Like many of his fans, I met Bob at one of the gaming expos he attended in support of his good friends, online retro seller The Attic Bug. As no doubt the umpteenth such individual to approach the talented artist that weekend, I was greeted with a friendly 'alright mate' in his soft Liverpudlian tone that served so well in disarming the nerves of awestruck geeks such as myself.
Nine-and-a-half: this is the sort of mental age I ascribe to Pokémon. To first playing it, that is, but you could say it probably also fits the mental age of Pokémon themselves, too, in a roundabout way. It's that weird bit of life you occupy right between having an adult brain and a child's - right after you start to pick up a moral compass that goes beyond just doing what you're told, to a sense of duty or justice, but right before you're really sentient enough to start thinking about why that is. Permit me to really overcommit to a point here: as humans, we are probably closest to Pokémon when we're about nine-and-a-half.
A note from the editor: Jelly Deals is a deals site launched by our parent company, Gamer Network, with a mission to find the best bargains out there. Look out for the Jelly Deals roundup of reduced-price games and kit every Saturday on Eurogamer.

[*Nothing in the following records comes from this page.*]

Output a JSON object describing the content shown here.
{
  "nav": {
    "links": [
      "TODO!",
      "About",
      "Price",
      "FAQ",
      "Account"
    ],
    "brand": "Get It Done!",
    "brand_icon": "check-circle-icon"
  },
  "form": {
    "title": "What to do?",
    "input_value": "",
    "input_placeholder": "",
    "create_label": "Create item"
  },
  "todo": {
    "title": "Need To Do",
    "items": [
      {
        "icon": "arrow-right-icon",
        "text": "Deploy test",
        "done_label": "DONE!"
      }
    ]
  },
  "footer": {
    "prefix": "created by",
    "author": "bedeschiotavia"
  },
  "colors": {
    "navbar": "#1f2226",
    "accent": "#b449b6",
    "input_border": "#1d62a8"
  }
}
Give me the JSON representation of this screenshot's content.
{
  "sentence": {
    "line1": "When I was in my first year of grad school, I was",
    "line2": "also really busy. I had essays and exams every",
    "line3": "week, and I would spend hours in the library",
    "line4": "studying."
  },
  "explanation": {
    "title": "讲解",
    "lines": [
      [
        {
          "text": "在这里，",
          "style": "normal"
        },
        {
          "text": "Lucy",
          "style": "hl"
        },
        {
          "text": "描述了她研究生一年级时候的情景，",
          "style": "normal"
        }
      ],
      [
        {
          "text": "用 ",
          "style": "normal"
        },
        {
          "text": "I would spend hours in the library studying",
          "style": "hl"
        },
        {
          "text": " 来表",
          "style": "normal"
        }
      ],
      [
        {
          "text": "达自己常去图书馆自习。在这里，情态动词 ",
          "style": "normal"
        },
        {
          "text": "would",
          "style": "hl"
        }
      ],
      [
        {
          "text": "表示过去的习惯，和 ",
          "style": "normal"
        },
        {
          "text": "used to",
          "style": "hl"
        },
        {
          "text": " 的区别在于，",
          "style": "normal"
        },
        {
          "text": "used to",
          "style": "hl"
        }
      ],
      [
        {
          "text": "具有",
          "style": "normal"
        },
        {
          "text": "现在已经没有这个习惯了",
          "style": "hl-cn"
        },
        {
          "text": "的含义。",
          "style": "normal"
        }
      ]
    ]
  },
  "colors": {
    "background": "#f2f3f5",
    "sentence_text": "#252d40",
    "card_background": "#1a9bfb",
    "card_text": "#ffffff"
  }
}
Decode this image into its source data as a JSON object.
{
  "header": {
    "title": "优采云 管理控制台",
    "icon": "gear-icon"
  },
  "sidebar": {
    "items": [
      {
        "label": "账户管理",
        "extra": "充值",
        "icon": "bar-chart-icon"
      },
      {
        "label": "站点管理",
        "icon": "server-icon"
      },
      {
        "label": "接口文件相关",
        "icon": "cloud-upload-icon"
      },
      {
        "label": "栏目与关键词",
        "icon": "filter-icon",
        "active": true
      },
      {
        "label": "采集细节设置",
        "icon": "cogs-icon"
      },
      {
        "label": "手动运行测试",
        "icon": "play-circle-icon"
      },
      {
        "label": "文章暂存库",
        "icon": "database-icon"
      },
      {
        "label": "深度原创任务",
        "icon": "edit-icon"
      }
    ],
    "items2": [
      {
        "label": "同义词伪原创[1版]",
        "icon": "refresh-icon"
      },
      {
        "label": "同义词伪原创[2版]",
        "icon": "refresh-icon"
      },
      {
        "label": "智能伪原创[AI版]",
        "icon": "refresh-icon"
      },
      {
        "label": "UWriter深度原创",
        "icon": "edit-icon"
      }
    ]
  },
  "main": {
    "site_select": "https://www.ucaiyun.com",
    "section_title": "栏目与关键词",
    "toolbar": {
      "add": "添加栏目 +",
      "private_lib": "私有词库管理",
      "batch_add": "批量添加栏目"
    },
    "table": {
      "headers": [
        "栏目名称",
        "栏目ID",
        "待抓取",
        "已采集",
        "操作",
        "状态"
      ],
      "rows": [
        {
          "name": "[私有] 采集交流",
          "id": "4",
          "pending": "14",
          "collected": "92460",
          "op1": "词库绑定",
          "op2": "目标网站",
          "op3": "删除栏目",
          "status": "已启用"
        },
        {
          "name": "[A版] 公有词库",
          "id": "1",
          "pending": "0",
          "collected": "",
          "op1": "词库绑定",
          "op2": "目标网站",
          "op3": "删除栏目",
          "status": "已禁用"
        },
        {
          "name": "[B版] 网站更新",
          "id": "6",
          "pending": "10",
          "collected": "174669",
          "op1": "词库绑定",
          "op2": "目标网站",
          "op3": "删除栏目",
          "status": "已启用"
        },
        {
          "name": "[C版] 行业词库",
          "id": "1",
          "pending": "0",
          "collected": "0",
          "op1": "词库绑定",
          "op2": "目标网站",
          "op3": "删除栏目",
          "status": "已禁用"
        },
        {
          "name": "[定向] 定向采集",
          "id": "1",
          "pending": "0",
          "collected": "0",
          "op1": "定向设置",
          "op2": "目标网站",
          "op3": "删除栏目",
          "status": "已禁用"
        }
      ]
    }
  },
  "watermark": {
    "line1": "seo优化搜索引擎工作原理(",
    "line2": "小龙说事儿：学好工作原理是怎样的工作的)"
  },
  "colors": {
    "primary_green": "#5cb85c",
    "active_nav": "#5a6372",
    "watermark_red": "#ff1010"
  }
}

To coincide with the 20th anniversary of Resident Evil 2, the game's director Hideki Kamiya took to Twitter to reveal some cool tidbits about the game's turbulent development.
Bob Wakelin, the artist behind some of the most iconic cover art of the 80s, has passed away.
We all know about Usain Bolt and his ludicrous speed over 100 metres. He currently holds the record with 9.58 seconds. Paula Radcliffe set the fastest women's marathon at 2 hours, 15 minutes and 25 seconds. In sports, world records mean acclaim and the chance to be recognised as the best in the business. But human obsession over world records isn't limited to the track or the sportsfield. Tony Glover is a name you won't likely be aware of unless you're into horticultural endeavours; he holds the record for growing the world's heaviest onion at 8.5kg. You maybe haven't heard of Silvio Sabba, an Italian man who aims to hold as many records as possible. He currently has around 70 titles to his name, including most clothes pegs attached to his face in one minute (51), most AA batteries held in one hand (48) and most CDs balanced on one finger (255).